Task directions:
Write out the whole listing word for word.

Data records:
***

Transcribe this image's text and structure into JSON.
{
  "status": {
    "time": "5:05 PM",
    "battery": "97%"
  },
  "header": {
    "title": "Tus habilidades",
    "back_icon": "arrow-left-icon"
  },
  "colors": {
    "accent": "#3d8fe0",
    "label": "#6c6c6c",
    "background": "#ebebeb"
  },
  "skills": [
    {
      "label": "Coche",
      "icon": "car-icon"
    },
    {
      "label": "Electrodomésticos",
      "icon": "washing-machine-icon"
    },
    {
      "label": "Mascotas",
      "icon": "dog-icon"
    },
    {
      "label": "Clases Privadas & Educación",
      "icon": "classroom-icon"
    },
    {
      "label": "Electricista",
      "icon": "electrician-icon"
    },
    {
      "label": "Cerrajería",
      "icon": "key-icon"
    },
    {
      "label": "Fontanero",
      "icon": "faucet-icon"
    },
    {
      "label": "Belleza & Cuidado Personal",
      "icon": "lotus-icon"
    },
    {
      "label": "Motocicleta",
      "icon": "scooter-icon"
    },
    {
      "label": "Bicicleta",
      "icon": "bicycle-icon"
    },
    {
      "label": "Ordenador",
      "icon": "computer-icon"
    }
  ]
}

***

Result:
Transcribe this image's text and structure into JSON.
{
  "status": {
    "time": "5:05 PM",
    "battery": "97%"
  },
  "header": {
    "title": "Tus habilidades",
    "back_icon": "arrow-left-icon"
  },
  "colors": {
    "accent": "#3d8fe0",
    "label": "#6c6c6c",
    "background": "#ebebeb"
  },
  "skills": [
    {
      "label": "Coche",
      "icon": "car-icon"
    },
    {
      "label": "Electrodomésticos",
      "icon": "washing-machine-icon"
    },
    {
      "label": "Mascotas",
      "icon": "dog-icon"
    },
    {
      "label": "Clases Privadas & Educación",
      "icon": "classroom-icon"
    },
    {
      "label": "Electricista",
      "icon": "electrician-icon"
    },
    {
      "label": "Cerrajería",
      "icon": "key-icon"
    },
    {
      "label": "Fontanero",
      "icon": "faucet-icon"
    },
    {
      "label": "Belleza & Cuidado Personal",
      "icon": "lotus-icon"
    },
    {
      "label": "Motocicleta",
      "icon": "scooter-icon"
    },
    {
      "label": "Bicicleta",
      "icon": "bicycle-icon"
    },
    {
      "label": "Ordenador",
      "icon": "computer-icon"
    }
  ]
}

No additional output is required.